● **Material provided**
┌──

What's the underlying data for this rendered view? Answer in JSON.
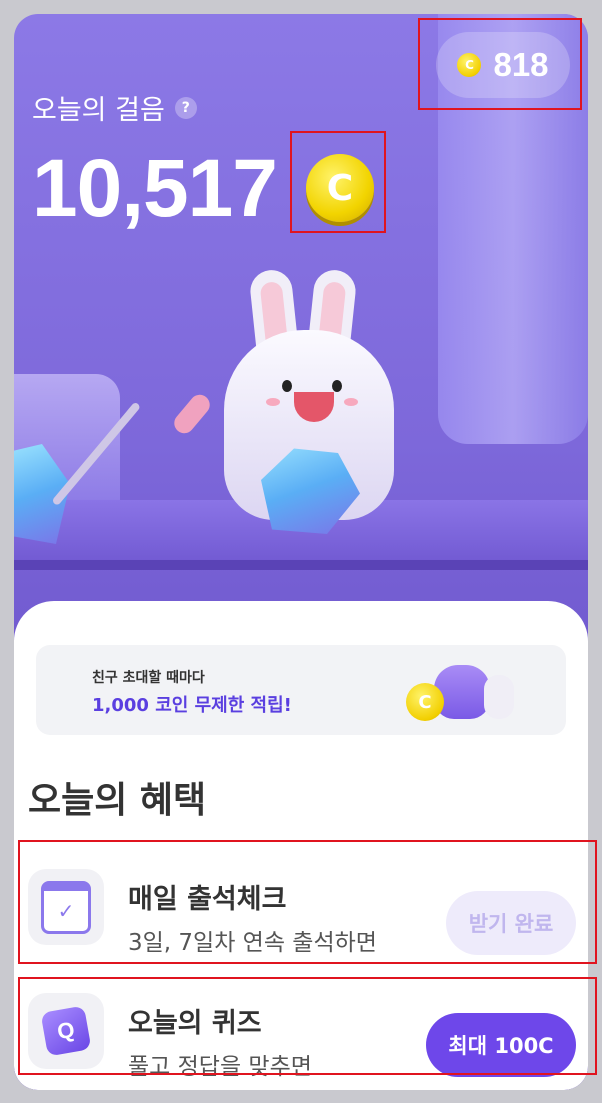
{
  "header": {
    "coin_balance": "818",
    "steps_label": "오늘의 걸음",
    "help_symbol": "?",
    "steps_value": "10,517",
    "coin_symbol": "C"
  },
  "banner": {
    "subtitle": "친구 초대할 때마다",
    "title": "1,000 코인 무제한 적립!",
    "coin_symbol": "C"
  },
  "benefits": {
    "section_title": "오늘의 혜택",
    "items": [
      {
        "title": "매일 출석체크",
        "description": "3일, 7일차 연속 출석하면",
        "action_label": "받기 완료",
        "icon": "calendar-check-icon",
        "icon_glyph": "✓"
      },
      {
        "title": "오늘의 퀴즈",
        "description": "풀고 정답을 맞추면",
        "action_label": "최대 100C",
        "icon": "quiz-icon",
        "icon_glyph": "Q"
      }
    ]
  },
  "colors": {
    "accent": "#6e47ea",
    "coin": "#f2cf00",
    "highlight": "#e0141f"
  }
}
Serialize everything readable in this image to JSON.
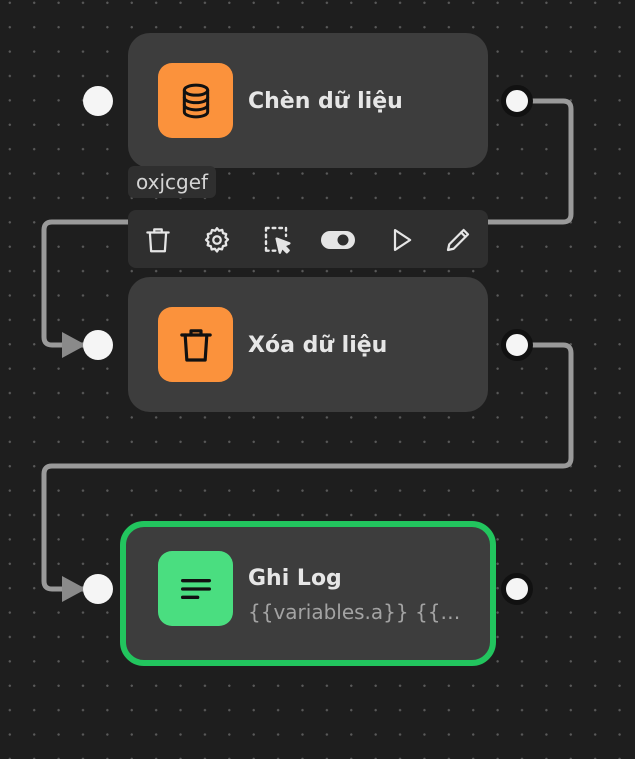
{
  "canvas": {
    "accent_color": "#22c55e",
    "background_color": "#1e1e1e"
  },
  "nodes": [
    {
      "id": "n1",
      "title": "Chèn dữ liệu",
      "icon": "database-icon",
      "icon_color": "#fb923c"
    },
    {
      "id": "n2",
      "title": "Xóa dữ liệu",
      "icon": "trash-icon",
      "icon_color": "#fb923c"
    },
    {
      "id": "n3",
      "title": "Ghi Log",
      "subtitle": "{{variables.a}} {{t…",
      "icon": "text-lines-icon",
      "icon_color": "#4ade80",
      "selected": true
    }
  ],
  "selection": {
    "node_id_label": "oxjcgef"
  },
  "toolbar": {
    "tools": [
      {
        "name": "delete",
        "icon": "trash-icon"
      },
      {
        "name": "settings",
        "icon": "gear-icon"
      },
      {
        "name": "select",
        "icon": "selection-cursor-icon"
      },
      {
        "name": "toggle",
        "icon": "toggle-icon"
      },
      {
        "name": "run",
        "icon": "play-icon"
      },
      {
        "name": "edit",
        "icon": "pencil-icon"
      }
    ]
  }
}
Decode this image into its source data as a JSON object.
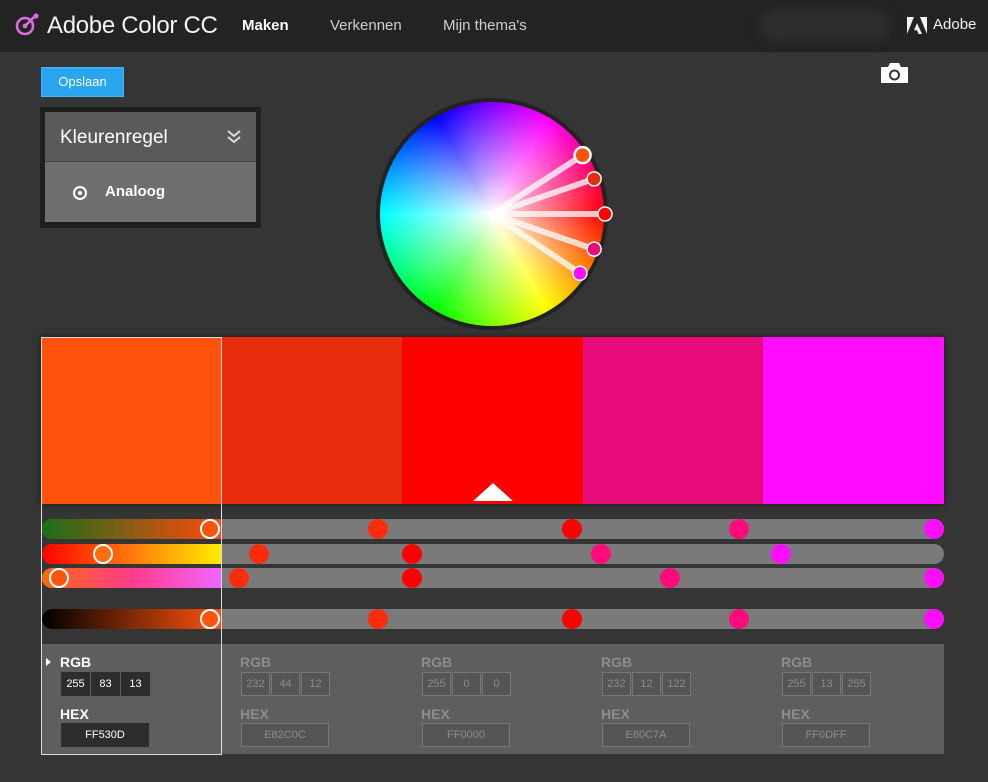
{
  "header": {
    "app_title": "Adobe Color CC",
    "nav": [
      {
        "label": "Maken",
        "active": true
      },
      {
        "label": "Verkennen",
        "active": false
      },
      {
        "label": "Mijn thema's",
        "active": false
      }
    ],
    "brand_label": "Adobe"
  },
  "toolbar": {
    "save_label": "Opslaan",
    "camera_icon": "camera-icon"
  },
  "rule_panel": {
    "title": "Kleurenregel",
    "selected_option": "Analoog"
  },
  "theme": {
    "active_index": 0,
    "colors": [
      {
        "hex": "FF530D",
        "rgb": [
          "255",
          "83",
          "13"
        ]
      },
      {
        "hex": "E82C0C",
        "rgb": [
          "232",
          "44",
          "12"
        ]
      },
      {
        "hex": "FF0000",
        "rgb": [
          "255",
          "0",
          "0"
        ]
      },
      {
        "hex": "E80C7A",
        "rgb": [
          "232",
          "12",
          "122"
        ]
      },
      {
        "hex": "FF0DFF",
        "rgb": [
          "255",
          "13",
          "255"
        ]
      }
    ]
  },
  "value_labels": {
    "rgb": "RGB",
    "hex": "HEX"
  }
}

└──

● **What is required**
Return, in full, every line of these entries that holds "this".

● **Solution below**
What's the underlying data for this rendered view? Answer in JSON.
Serialize everything readable in this image to JSON.
Decode this image into its source data as a JSON object.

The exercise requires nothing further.